<<<<

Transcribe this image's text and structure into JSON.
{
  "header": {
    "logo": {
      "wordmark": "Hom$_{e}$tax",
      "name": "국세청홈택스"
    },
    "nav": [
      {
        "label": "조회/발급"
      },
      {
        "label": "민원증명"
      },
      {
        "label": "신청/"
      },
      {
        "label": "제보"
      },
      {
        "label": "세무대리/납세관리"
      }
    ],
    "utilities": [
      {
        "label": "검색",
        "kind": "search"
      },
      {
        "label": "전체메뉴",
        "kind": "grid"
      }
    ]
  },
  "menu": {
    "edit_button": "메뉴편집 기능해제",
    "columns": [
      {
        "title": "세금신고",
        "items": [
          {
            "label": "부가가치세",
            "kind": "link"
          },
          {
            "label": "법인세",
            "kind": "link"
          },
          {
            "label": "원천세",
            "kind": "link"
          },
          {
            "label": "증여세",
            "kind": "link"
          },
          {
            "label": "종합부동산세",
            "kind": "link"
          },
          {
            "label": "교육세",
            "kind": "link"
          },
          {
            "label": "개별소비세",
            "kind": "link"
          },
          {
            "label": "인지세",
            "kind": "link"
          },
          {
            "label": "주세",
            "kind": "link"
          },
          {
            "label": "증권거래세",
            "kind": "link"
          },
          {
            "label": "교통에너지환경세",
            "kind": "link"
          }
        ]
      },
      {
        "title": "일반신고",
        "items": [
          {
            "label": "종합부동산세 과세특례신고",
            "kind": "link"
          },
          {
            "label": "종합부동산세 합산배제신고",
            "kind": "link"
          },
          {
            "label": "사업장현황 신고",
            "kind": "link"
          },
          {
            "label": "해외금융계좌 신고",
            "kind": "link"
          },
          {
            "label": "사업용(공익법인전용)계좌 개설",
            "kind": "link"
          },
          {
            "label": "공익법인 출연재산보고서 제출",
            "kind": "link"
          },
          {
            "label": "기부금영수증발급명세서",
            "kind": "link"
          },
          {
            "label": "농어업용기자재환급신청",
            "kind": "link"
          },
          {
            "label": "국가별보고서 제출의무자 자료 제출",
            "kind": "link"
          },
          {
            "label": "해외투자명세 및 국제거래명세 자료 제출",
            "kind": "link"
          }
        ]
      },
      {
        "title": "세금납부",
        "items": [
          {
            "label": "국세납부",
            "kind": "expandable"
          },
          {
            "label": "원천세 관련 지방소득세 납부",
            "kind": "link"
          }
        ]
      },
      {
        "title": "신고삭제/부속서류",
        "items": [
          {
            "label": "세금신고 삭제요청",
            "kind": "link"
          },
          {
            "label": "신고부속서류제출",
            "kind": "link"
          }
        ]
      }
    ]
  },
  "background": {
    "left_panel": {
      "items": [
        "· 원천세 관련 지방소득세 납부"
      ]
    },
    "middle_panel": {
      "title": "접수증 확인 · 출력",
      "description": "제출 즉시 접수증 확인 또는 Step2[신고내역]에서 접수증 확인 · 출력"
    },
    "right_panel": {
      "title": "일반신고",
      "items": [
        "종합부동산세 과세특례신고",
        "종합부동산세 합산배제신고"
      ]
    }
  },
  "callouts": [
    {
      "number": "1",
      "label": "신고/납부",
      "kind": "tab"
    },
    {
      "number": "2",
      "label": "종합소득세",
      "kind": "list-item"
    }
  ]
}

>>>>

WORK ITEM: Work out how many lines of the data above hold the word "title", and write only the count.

RESULT OF THE TASK: 6